Aka: The world’s population is your model
‘Street Photography’ has been a bit of a buzzword in the photo world here lately it seems. Maybe it’s been around longer, but I’m hopping on the fan boat. It’s almost an adrenaline rush, especially when you’re new to the style.
What is Street Photography?
Street photography is a type of photography that features subjects in candid situations within public places such as streets, parks, beaches, malls, political conventions and other settings.
Street photography uses the techniques of straight photography in that it shows a pure vision of something, like holding up a mirror to society. Street photography often tends to be ironic and can be distanced from its subject matter, and often concentrates on a single human moment, caught at a decisive or poignant moment. On the other hand, much street photography takes the opposite approach and provides a very literal and extremely personal rendering of the subject matter, giving the audience a more visceral experience of walks of life they might only be passingly familiar with. ~ Wikipedia
Street photography & portraiture, to me, can be broken down in to a couple of categories. Consenting models, incognizant models, and supporting models. Each of these have their different levels of comfort that’s required. (I suppose technically ‘street photography’ could branch out beyond the realm of photos with people in them, but we’ll focus on people here)
Consenting (street portraits live here): You’ve asked permission for a photo. Whether it be a candid photo or staged, the point is they know they are being photographed. This won’t always be a verbal exchange, as many times you may be in a foreign speaking situation.
Incognizant (a nice blend of street photography and portraits): The person is still the main subject matter, but they don’t necessarily know that you’re taking a picture. Maybe they are deep in to reading a book, or are significantly far away to where they would not notice. Anything that makes them unaware of the photograph being taken. An example; a man fishing at the end of a pier, with a great sunset behind him.
Supporting (street photography by definition): There is a person/people framed in your shot, but they are really only supporting the scene, rather than being the definitive subject. An example; think of a night scene, a large building with windows glowing, and in the corner of a window, a woman silhouetted. The silhouetted person supports the content, but doesn’t define it.
Based on the above, there is really only one category that you interact with the subject, with consenting models. I feel that generally, as far as your comfort level with interaction increases, you work your way from bottom to top of the three categories. Supporting -> Incognizant -> Consenting. One common question I get when talking street portraits is ‘how do you get someone to let you take their picture?’ Well here we go:
- Ask. Just ask them. Whether it be ‘Hey can I take your picture’, to a simple raised camera motion with a gesture towards the subject (this is a good one for language barriers). I find that it’s best to have a good reason for wanting to take their picture. It shouldn’t be ‘can I take you’re photo you look really weird’. Find something worth complimenting. It can be as simple as their interesting shirt, or hair style. Don’t lie to someone, be earnest.
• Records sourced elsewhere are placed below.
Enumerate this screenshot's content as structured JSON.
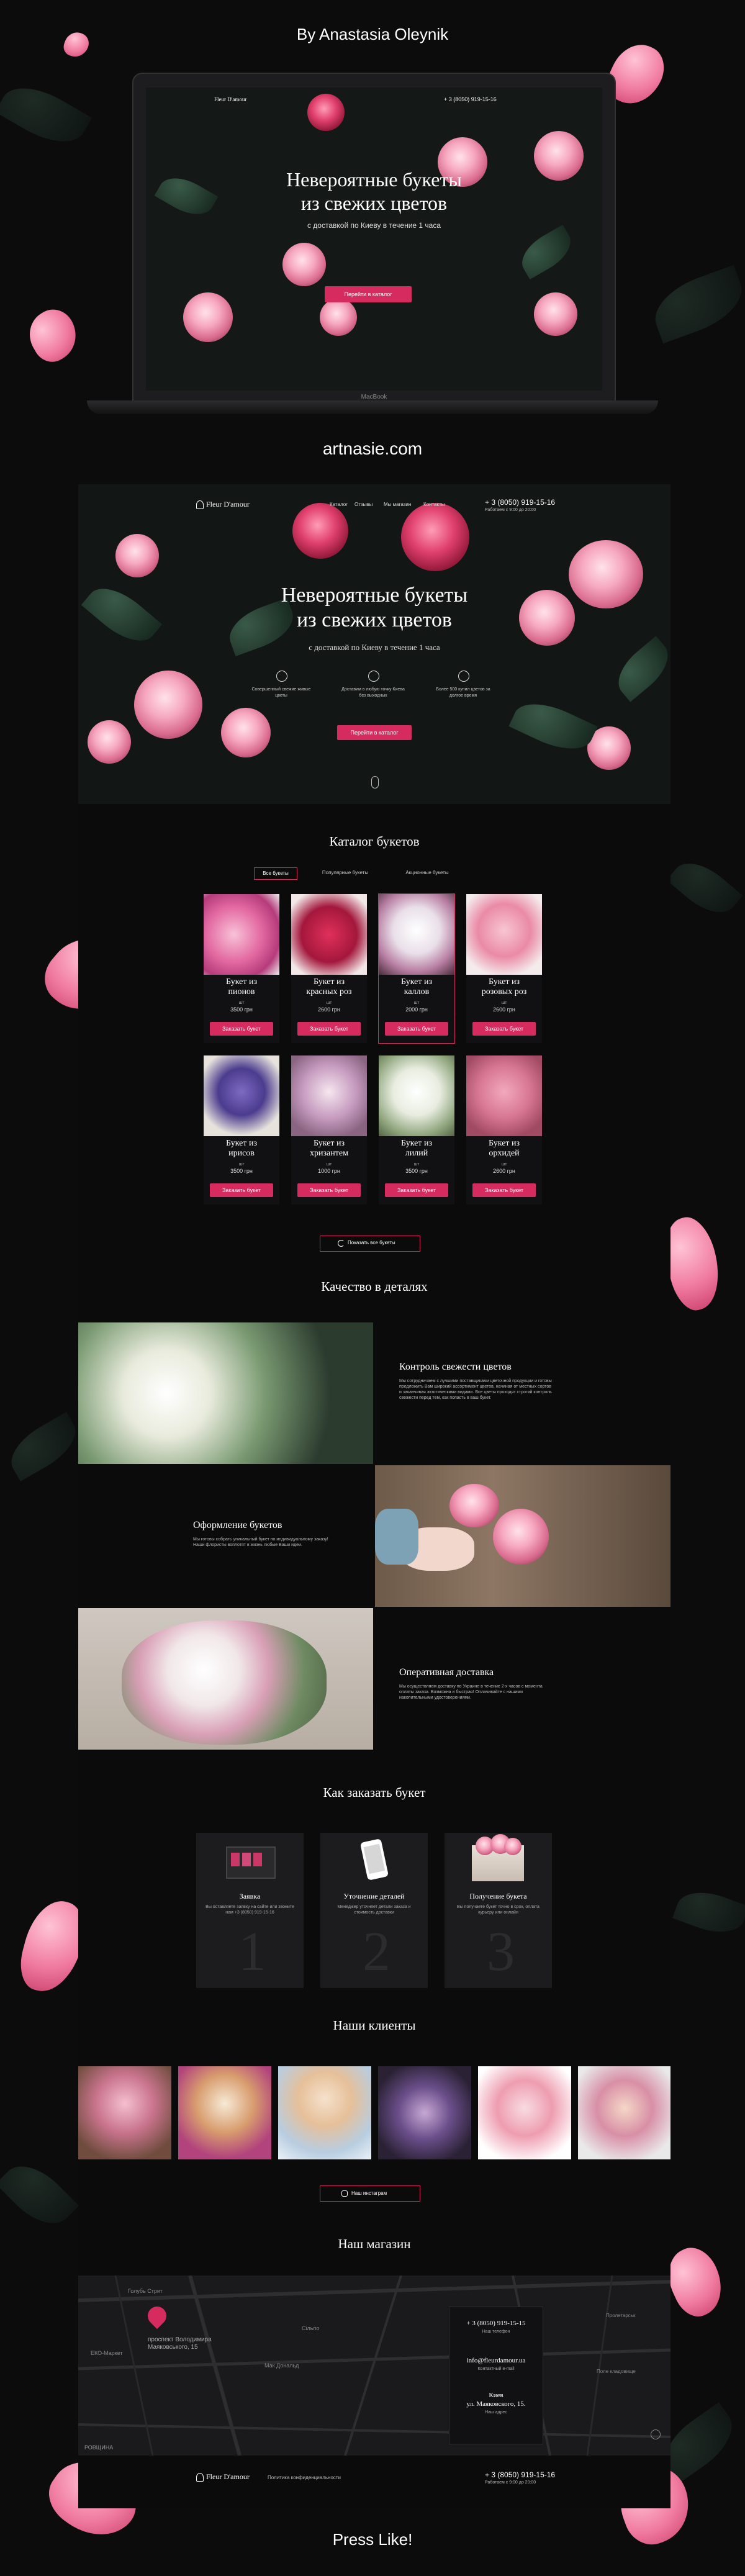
{
  "credit": "By Anastasia Oleynik",
  "site_url": "artnasie.com",
  "footer_cta": "Press Like!",
  "laptop_label": "MacBook",
  "brand": "Fleur D'amour",
  "nav": [
    "Каталог",
    "Отзывы",
    "Мы магазин",
    "Контакты"
  ],
  "phone": "+ 3 (8050) 919-15-16",
  "hours": "Работаем с 9:00 до 20:00",
  "hero": {
    "title_line1": "Невероятные букеты",
    "title_line2": "из свежих цветов",
    "subtitle": "с доставкой по Киеву в течение 1 часа",
    "features": [
      "Совершенный свежие живые цветы",
      "Доставим в любую точку Киева без выходных",
      "Более 500 купил цветов за долгое время"
    ],
    "cta": "Перейти в каталог"
  },
  "catalog": {
    "title": "Каталог букетов",
    "tabs": [
      "Все букеты",
      "Популярные букеты",
      "Акционные букеты"
    ],
    "volume_label": "шт",
    "products": [
      {
        "name_l1": "Букет из",
        "name_l2": "пионов",
        "price": "3500 грн"
      },
      {
        "name_l1": "Букет из",
        "name_l2": "красных роз",
        "price": "2600 грн"
      },
      {
        "name_l1": "Букет из",
        "name_l2": "каллов",
        "price": "2000 грн"
      },
      {
        "name_l1": "Букет из",
        "name_l2": "розовых роз",
        "price": "2600 грн"
      },
      {
        "name_l1": "Букет из",
        "name_l2": "ирисов",
        "price": "3500 грн"
      },
      {
        "name_l1": "Букет из",
        "name_l2": "хризантем",
        "price": "1000 грн"
      },
      {
        "name_l1": "Букет из",
        "name_l2": "лилий",
        "price": "3500 грн"
      },
      {
        "name_l1": "Букет из",
        "name_l2": "орхидей",
        "price": "2600 грн"
      }
    ],
    "order_button": "Заказать букет",
    "show_all": "Показать все букеты"
  },
  "quality": {
    "title": "Качество в деталях",
    "items": [
      {
        "heading": "Контроль свежести цветов",
        "text": "Мы сотрудничаем с лучшими поставщиками цветочной продукции и готовы предложить Вам широкий ассортимент цветов, начиная от местных сортов и заканчивая экзотическими видами. Все цветы проходят строгий контроль свежести перед тем, как попасть в ваш букет."
      },
      {
        "heading": "Оформление букетов",
        "text": "Мы готовы собрать уникальный букет по индивидуальному заказу! Наши флористы воплотят в жизнь любые Ваши идеи."
      },
      {
        "heading": "Оперативная доставка",
        "text": "Мы осуществляем доставку по Украине в течение 2-х часов с момента оплаты заказа. Возможна и быстрая! Оплачивайте с нашими накопительными удостоверениями."
      }
    ]
  },
  "how": {
    "title": "Как заказать букет",
    "steps": [
      {
        "num": "1",
        "title": "Заявка",
        "text": "Вы оставляете заявку на сайте или звоните нам +3 (8050) 919-15-16"
      },
      {
        "num": "2",
        "title": "Уточнение деталей",
        "text": "Менеджер уточняет детали заказа и стоимость доставки"
      },
      {
        "num": "3",
        "title": "Получение букета",
        "text": "Вы получаете букет точно в срок, оплата курьеру или онлайн"
      }
    ]
  },
  "clients": {
    "title": "Наши клиенты",
    "instagram": "Наш инстаграм"
  },
  "shop": {
    "title": "Наш магазин",
    "map_labels": [
      "Голубь Стрит",
      "ЕКО-Маркет",
      "проспект Володимира Маяковського, 15",
      "Сільпо",
      "Мак Дональд",
      "РОВЩИНА",
      "Поле кладовище",
      "Пролетарськ"
    ],
    "phone": "+ 3 (8050) 919-15-15",
    "phone_label": "Наш телефон",
    "email": "info@fleurdamour.ua",
    "email_label": "Контактный e-mail",
    "city": "Киев",
    "street": "ул. Маяковского, 15.",
    "addr_label": "Наш адрес"
  },
  "footer": {
    "policy": "Политика конфиденциальности",
    "phone": "+ 3 (8050) 919-15-16",
    "hours": "Работаем с 9:00 до 20:00"
  }
}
- Have your gear prepared. Every setting on your camera should be ready when you approach a subject. Nothing is worse than getting a look of impatience in your model. Well I guess getting a look of the middle finger is worse…
- Enjoy the interaction. This usually happens thru conversation. People generally like having others interested in them. You’ll quickly be surprised at how often taking someones picture leads to a chat, and a comfortable person will make a more pleasing subject. If conversation isn’t possible, stick with the most simple sign of enjoyment, a smile and polite demeanor. It will get you miles ahead when trying to work with strangers.
- Know what you are looking for. Try your best to compose your ideal shot before hand. Check the surroundings, where the light is, what is happening in the background. It’s okay to ask someone to turn around because the light is better, it makes you seem like you know what you’re talking about (you do know what you’re talking about, you’re the photographer!).